● Work item
Copy each line of the records that contains the word "role".

+++

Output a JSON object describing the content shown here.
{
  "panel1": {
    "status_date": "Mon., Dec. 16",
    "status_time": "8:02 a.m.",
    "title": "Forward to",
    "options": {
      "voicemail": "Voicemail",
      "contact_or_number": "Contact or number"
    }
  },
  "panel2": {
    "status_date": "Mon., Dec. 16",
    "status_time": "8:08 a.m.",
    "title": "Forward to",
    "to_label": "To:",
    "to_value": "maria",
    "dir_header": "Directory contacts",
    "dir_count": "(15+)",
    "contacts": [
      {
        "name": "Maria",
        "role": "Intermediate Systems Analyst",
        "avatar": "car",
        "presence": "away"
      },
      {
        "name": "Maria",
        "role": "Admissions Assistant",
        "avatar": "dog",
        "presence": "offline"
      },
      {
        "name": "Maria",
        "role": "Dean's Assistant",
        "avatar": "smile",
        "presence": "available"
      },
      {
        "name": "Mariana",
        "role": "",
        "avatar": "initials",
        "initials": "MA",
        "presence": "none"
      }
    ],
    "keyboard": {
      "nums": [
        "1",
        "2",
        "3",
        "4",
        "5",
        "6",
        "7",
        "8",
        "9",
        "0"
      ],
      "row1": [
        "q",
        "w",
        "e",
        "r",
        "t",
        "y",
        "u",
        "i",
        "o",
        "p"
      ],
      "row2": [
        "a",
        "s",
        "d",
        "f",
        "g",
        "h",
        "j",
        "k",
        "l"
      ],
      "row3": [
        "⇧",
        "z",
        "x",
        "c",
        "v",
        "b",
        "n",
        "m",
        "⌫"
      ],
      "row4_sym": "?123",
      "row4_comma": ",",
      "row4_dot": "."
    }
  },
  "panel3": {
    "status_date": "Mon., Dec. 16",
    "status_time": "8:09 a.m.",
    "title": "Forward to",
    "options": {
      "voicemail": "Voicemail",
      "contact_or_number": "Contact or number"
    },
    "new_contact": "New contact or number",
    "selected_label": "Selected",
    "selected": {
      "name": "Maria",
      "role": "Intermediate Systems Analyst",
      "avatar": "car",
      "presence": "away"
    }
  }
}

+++

● Solution to the exercise
        "role": "Intermediate Systems Analyst",
        "role": "Admissions Assistant",
        "role": "Dean's Assistant",
        "role": "",
      "role": "Intermediate Systems Analyst",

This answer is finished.